┌──

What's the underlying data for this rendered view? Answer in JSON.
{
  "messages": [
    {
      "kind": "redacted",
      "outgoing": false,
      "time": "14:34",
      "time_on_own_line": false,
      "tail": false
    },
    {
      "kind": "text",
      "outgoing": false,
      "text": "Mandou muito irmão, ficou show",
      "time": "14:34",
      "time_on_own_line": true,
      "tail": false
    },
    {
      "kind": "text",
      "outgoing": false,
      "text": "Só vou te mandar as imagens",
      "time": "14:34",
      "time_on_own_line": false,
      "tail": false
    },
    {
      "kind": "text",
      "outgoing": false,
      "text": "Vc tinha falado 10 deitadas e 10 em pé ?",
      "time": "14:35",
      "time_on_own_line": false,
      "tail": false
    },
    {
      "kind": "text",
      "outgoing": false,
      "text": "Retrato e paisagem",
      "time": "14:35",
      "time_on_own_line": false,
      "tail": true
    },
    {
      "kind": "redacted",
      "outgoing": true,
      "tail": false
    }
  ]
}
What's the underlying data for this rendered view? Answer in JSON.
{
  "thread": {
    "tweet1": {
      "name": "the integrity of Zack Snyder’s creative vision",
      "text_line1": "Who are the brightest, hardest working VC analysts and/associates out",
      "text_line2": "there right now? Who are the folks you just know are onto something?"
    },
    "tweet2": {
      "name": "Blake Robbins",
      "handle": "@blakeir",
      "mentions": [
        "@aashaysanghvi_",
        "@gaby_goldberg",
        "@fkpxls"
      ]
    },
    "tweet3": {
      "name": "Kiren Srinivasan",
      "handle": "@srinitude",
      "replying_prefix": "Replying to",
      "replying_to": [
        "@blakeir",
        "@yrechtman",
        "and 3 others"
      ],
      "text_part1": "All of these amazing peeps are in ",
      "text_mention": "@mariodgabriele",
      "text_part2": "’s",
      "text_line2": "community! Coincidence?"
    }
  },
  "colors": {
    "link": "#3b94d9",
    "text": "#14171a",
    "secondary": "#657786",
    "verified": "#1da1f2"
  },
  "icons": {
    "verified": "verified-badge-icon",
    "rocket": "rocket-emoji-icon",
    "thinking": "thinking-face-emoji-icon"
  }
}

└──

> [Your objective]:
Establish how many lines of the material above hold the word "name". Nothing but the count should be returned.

> [Output for this exercise]:
3